PROMPT » Skip any image you find and restate the rest of the data word for word.
=-=-=-=-=
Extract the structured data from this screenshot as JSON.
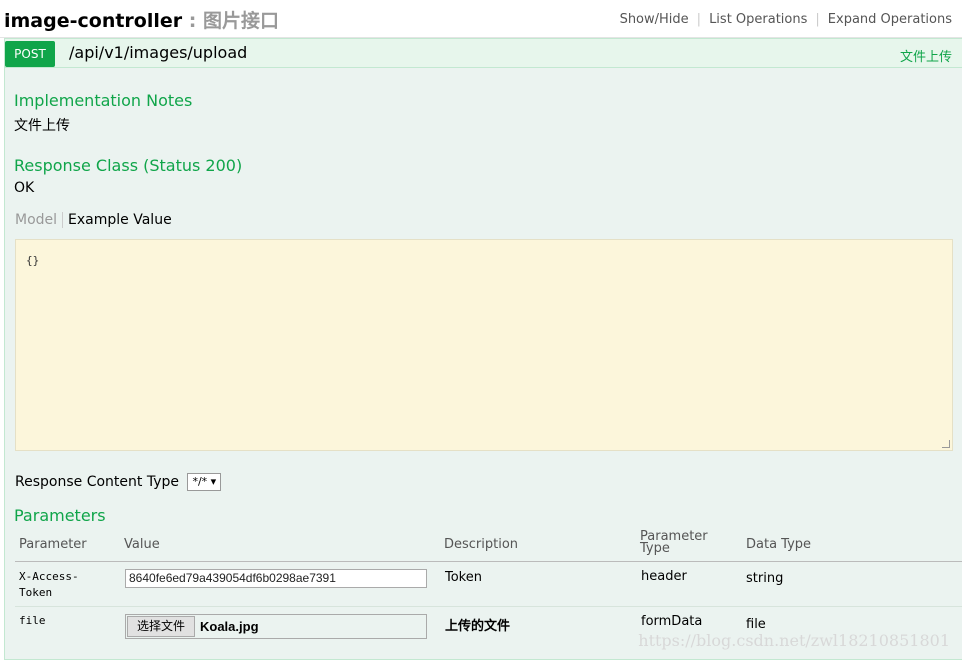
{
  "header": {
    "controller": "image-controller",
    "separator": " : ",
    "description": "图片接口",
    "ops": [
      "Show/Hide",
      "List Operations",
      "Expand Operations"
    ]
  },
  "operation": {
    "method": "POST",
    "path": "/api/v1/images/upload",
    "summary": "文件上传"
  },
  "implementation": {
    "heading": "Implementation Notes",
    "text": "文件上传"
  },
  "response": {
    "heading": "Response Class (Status 200)",
    "text": "OK",
    "tabs": {
      "model": "Model",
      "example": "Example Value"
    },
    "example": "{}"
  },
  "response_content_type": {
    "label": "Response Content Type",
    "selected": "*/*"
  },
  "parameters": {
    "heading": "Parameters",
    "columns": {
      "parameter": "Parameter",
      "value": "Value",
      "description": "Description",
      "type_line1": "Parameter",
      "type_line2": "Type",
      "data_type": "Data Type"
    },
    "rows": [
      {
        "name_line1": "X-Access-",
        "name_line2": "Token",
        "value": "8640fe6ed79a439054df6b0298ae7391",
        "description": "Token",
        "param_type": "header",
        "data_type": "string"
      },
      {
        "name_line1": "file",
        "file_button": "选择文件",
        "file_name": "Koala.jpg",
        "description": "上传的文件",
        "param_type": "formData",
        "data_type": "file"
      }
    ]
  },
  "watermark": "https://blog.csdn.net/zwl18210851801",
  "colors": {
    "accent": "#10a54a",
    "panel": "#ebf3f0",
    "example_bg": "#fcf6db"
  }
}
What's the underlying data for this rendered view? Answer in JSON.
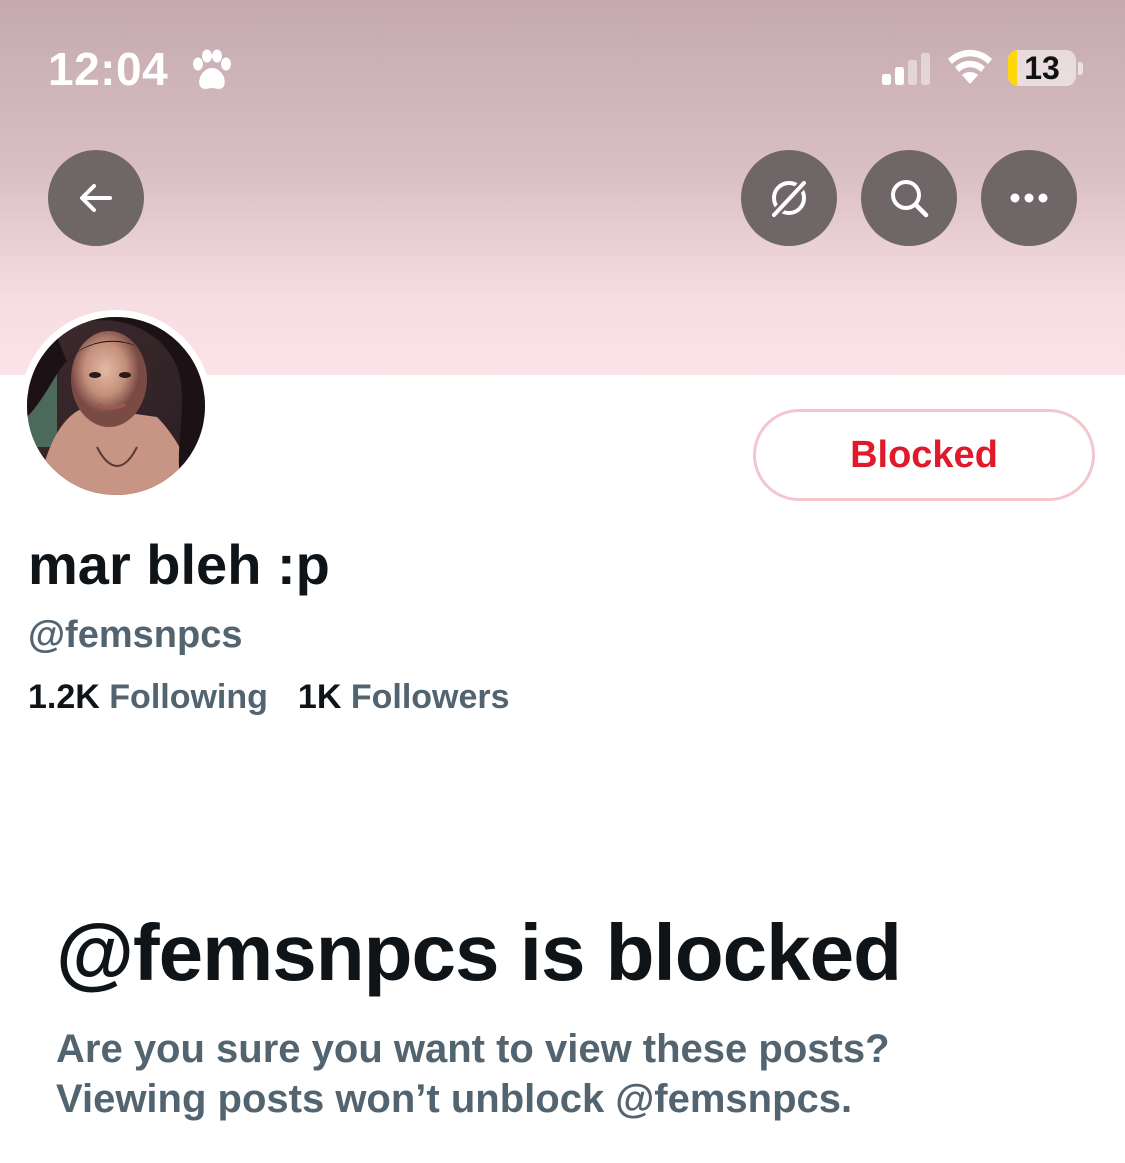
{
  "status_bar": {
    "time": "12:04",
    "battery_percent": "13",
    "battery_level": 0.13,
    "icons": [
      "paw-icon",
      "cellular-signal-icon",
      "wifi-icon",
      "battery-icon"
    ]
  },
  "header": {
    "back_icon": "arrow-left-icon",
    "grok_icon": "grok-icon",
    "search_icon": "search-icon",
    "more_icon": "ellipsis-icon"
  },
  "colors": {
    "banner_top": "#c4a9ae",
    "banner_bottom": "#fbe3e8",
    "blocked_red": "#e01a2a",
    "blocked_border": "#f4c7cf",
    "primary_text": "#0f1419",
    "secondary_text": "#536471",
    "circle_button": "#6f6667"
  },
  "profile": {
    "display_name": "mar bleh :p",
    "handle": "@femsnpcs",
    "following_count": "1.2K",
    "following_label": "Following",
    "followers_count": "1K",
    "followers_label": "Followers",
    "blocked_button_label": "Blocked"
  },
  "blocked_notice": {
    "title": "@femsnpcs is blocked",
    "line1": "Are you sure you want to view these posts?",
    "line2": "Viewing posts won’t unblock @femsnpcs."
  }
}
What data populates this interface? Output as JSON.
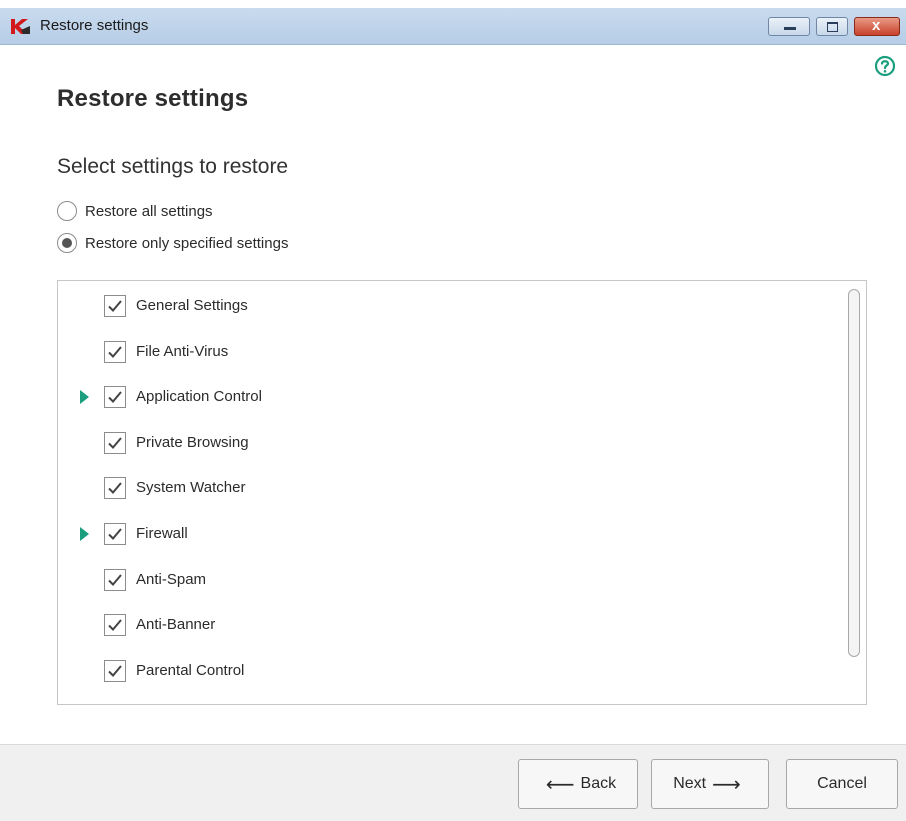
{
  "window": {
    "title": "Restore settings",
    "close_glyph": "x"
  },
  "page": {
    "title": "Restore settings",
    "section_title": "Select settings to restore"
  },
  "restore_options": [
    {
      "label": "Restore all settings",
      "selected": false
    },
    {
      "label": "Restore only specified settings",
      "selected": true
    }
  ],
  "settings_list": [
    {
      "label": "General Settings",
      "checked": true,
      "expandable": false
    },
    {
      "label": "File Anti-Virus",
      "checked": true,
      "expandable": false
    },
    {
      "label": "Application Control",
      "checked": true,
      "expandable": true
    },
    {
      "label": "Private Browsing",
      "checked": true,
      "expandable": false
    },
    {
      "label": "System Watcher",
      "checked": true,
      "expandable": false
    },
    {
      "label": "Firewall",
      "checked": true,
      "expandable": true
    },
    {
      "label": "Anti-Spam",
      "checked": true,
      "expandable": false
    },
    {
      "label": "Anti-Banner",
      "checked": true,
      "expandable": false
    },
    {
      "label": "Parental Control",
      "checked": true,
      "expandable": false
    }
  ],
  "footer": {
    "back_label": "Back",
    "back_icon": "arrow-left-icon",
    "next_label": "Next",
    "next_icon": "arrow-right-icon",
    "cancel_label": "Cancel"
  },
  "colors": {
    "accent_green": "#1a9e7e",
    "logo_red": "#d21a1a",
    "close_red": "#c8412b"
  }
}
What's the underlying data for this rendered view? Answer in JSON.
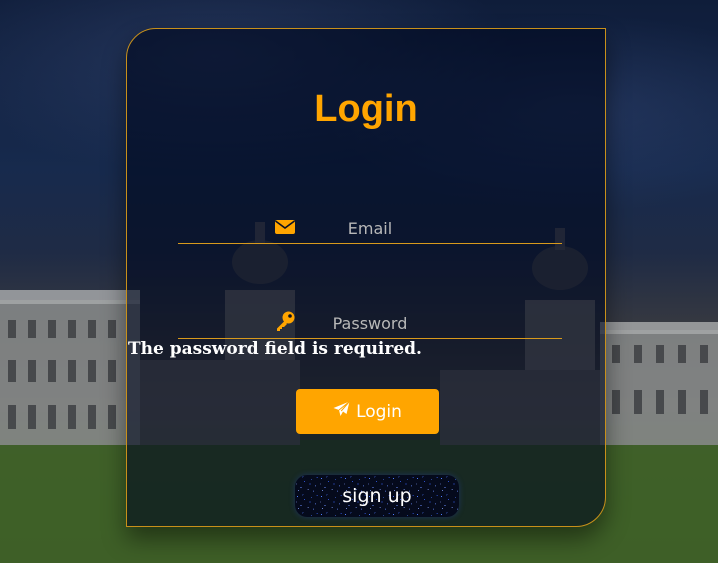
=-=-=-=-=
OUTPUT OF THE TASK »
Extract the structured data from this screenshot as JSON.
{
  "header": {
    "controller": "image-controller",
    "separator": " : ",
    "description": "图片接口",
    "ops": [
      "Show/Hide",
      "List Operations",
      "Expand Operations"
    ]
  },
  "operation": {
    "method": "POST",
    "path": "/api/v1/images/upload",
    "summary": "文件上传"
  },
  "implementation": {
    "heading": "Implementation Notes",
    "text": "文件上传"
  },
  "response": {
    "heading": "Response Class (Status 200)",
    "text": "OK",
    "tabs": {
      "model": "Model",
      "example": "Example Value"
    },
    "example": "{}"
  },
  "response_content_type": {
    "label": "Response Content Type",
    "selected": "*/*"
  },
  "parameters": {
    "heading": "Parameters",
    "columns": {
      "parameter": "Parameter",
      "value": "Value",
      "description": "Description",
      "type_line1": "Parameter",
      "type_line2": "Type",
      "data_type": "Data Type"
    },
    "rows": [
      {
        "name_line1": "X-Access-",
        "name_line2": "Token",
        "value": "8640fe6ed79a439054df6b0298ae7391",
        "description": "Token",
        "param_type": "header",
        "data_type": "string"
      },
      {
        "name_line1": "file",
        "file_button": "选择文件",
        "file_name": "Koala.jpg",
        "description": "上传的文件",
        "param_type": "formData",
        "data_type": "file"
      }
    ]
  },
  "watermark": "https://blog.csdn.net/zwl18210851801",
  "colors": {
    "accent": "#10a54a",
    "panel": "#ebf3f0",
    "example_bg": "#fcf6db"
  }
}
What's the underlying data for this rendered view? Answer in JSON.
{
  "status_bar": {
    "time": "12:04",
    "battery_percent": "13",
    "battery_level": 0.13,
    "icons": [
      "paw-icon",
      "cellular-signal-icon",
      "wifi-icon",
      "battery-icon"
    ]
  },
  "header": {
    "back_icon": "arrow-left-icon",
    "grok_icon": "grok-icon",
    "search_icon": "search-icon",
    "more_icon": "ellipsis-icon"
  },
  "colors": {
    "banner_top": "#c4a9ae",
    "banner_bottom": "#fbe3e8",
    "blocked_red": "#e01a2a",
    "blocked_border": "#f4c7cf",
    "primary_text": "#0f1419",
    "secondary_text": "#536471",
    "circle_button": "#6f6667"
  },
  "profile": {
    "display_name": "mar bleh :p",
    "handle": "@femsnpcs",
    "following_count": "1.2K",
    "following_label": "Following",
    "followers_count": "1K",
    "followers_label": "Followers",
    "blocked_button_label": "Blocked"
  },
  "blocked_notice": {
    "title": "@femsnpcs is blocked",
    "line1": "Are you sure you want to view these posts?",
    "line2": "Viewing posts won’t unblock @femsnpcs."
  }
}
What data populates this interface? Output as JSON.
{
  "window": {
    "title": "Restore settings",
    "close_glyph": "x"
  },
  "page": {
    "title": "Restore settings",
    "section_title": "Select settings to restore"
  },
  "restore_options": [
    {
      "label": "Restore all settings",
      "selected": false
    },
    {
      "label": "Restore only specified settings",
      "selected": true
    }
  ],
  "settings_list": [
    {
      "label": "General Settings",
      "checked": true,
      "expandable": false
    },
    {
      "label": "File Anti-Virus",
      "checked": true,
      "expandable": false
    },
    {
      "label": "Application Control",
      "checked": true,
      "expandable": true
    },
    {
      "label": "Private Browsing",
      "checked": true,
      "expandable": false
    },
    {
      "label": "System Watcher",
      "checked": true,
      "expandable": false
    },
    {
      "label": "Firewall",
      "checked": true,
      "expandable": true
    },
    {
      "label": "Anti-Spam",
      "checked": true,
      "expandable": false
    },
    {
      "label": "Anti-Banner",
      "checked": true,
      "expandable": false
    },
    {
      "label": "Parental Control",
      "checked": true,
      "expandable": false
    }
  ],
  "footer": {
    "back_label": "Back",
    "back_icon": "arrow-left-icon",
    "next_label": "Next",
    "next_icon": "arrow-right-icon",
    "cancel_label": "Cancel"
  },
  "colors": {
    "accent_green": "#1a9e7e",
    "logo_red": "#d21a1a",
    "close_red": "#c8412b"
  }
}
What's the underlying data for this rendered view? Answer in JSON.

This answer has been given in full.